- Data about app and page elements
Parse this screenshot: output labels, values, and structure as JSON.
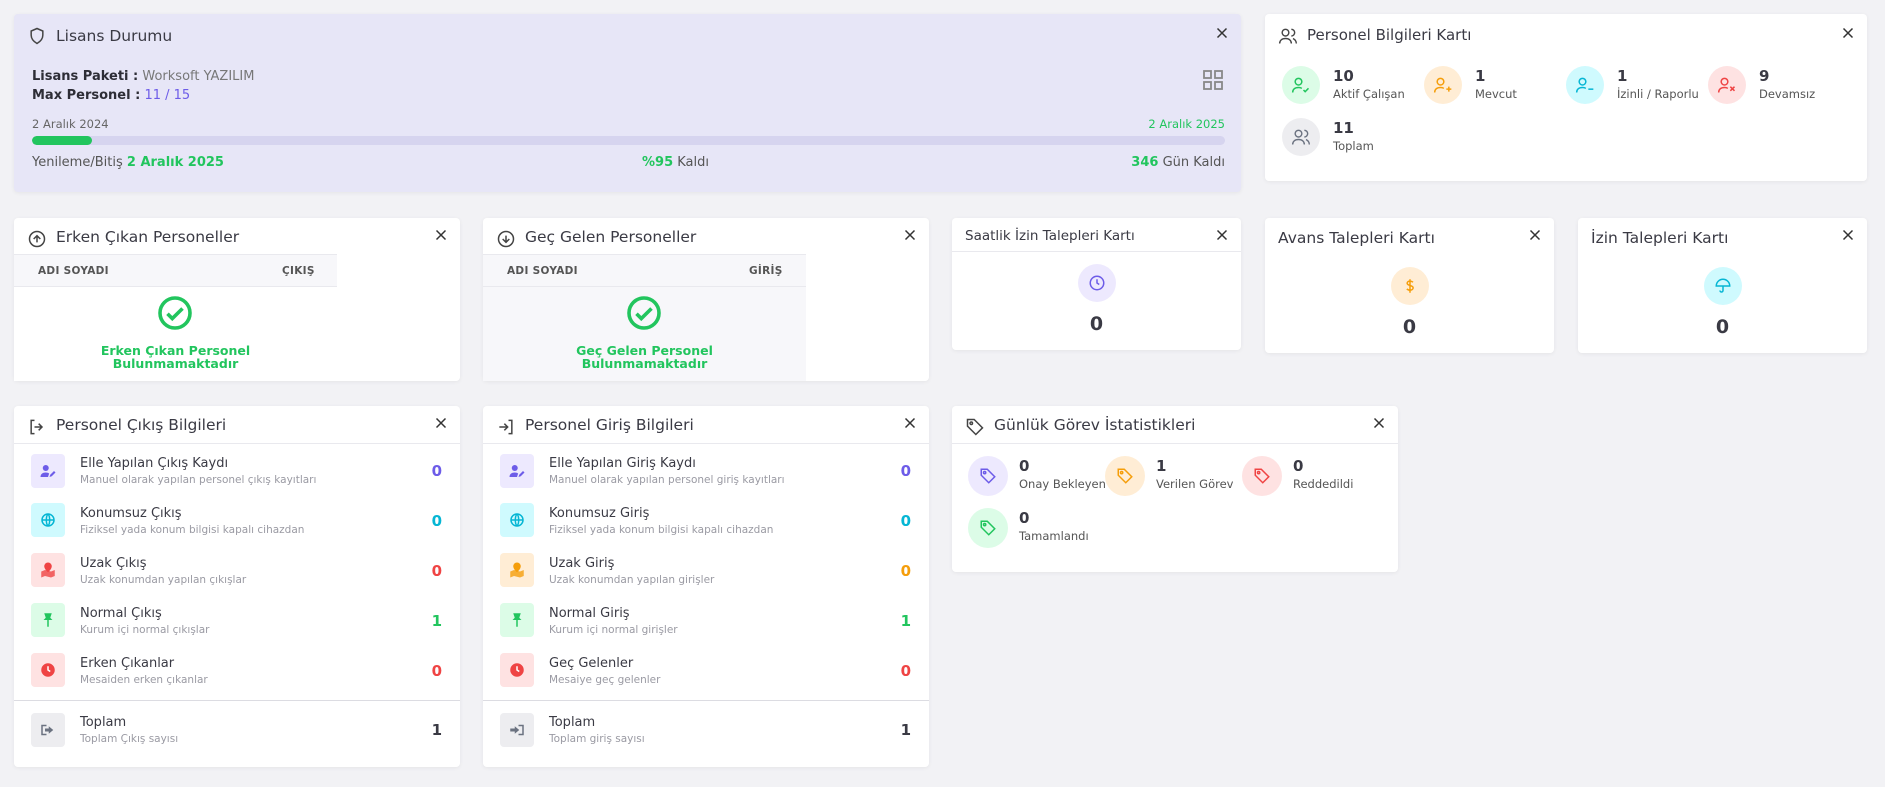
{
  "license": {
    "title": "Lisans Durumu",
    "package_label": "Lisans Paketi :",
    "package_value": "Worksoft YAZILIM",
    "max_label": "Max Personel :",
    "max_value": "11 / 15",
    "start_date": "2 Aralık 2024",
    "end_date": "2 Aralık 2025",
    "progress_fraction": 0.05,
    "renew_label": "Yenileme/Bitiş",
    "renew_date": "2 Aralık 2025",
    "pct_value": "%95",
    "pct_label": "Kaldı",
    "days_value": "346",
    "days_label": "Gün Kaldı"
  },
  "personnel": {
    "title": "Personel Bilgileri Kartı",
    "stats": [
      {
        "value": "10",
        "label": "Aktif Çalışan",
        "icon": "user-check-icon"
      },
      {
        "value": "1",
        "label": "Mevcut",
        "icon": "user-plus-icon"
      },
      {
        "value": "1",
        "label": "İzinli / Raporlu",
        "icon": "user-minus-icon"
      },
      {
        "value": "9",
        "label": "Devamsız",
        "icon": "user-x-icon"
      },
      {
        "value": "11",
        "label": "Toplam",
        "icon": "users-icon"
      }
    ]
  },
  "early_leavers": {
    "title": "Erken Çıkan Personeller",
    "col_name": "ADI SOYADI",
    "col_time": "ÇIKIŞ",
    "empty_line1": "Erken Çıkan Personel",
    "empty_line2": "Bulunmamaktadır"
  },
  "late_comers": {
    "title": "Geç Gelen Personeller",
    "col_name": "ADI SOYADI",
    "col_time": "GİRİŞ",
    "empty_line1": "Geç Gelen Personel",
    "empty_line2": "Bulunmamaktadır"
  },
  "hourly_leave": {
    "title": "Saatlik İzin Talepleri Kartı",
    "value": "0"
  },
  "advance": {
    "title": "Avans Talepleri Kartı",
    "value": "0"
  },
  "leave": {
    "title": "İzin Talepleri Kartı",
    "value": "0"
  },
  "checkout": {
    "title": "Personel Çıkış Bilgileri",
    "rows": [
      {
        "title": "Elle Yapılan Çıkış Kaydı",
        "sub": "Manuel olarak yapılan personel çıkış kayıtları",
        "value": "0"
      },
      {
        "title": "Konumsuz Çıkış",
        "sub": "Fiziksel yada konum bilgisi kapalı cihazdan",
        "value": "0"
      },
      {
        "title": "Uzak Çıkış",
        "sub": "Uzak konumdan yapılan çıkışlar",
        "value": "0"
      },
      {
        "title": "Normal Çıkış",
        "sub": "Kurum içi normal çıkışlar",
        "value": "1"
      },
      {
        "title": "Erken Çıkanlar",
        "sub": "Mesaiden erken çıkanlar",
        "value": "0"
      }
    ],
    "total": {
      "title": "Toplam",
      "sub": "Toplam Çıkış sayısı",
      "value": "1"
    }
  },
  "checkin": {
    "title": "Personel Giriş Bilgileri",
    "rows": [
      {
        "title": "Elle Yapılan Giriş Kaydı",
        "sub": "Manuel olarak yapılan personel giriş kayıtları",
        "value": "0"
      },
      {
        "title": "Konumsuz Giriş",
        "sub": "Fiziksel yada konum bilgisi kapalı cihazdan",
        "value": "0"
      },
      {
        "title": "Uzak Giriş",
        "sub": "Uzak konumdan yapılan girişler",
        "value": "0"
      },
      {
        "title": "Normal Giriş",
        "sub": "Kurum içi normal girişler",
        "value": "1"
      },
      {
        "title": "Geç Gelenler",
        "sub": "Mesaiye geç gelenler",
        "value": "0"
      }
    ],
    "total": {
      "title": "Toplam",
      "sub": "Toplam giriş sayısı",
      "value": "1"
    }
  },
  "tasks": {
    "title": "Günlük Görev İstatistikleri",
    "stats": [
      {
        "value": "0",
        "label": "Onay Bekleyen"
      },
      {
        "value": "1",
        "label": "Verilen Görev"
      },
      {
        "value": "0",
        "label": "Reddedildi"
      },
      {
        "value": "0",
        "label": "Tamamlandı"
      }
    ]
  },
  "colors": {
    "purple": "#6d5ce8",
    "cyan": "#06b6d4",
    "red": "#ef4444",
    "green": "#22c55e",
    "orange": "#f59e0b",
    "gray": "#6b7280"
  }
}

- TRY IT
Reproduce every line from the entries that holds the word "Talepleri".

- TASK OUTPUT
    "title": "Saatlik İzin Talepleri Kartı",
    "title": "Avans Talepleri Kartı",
    "title": "İzin Talepleri Kartı",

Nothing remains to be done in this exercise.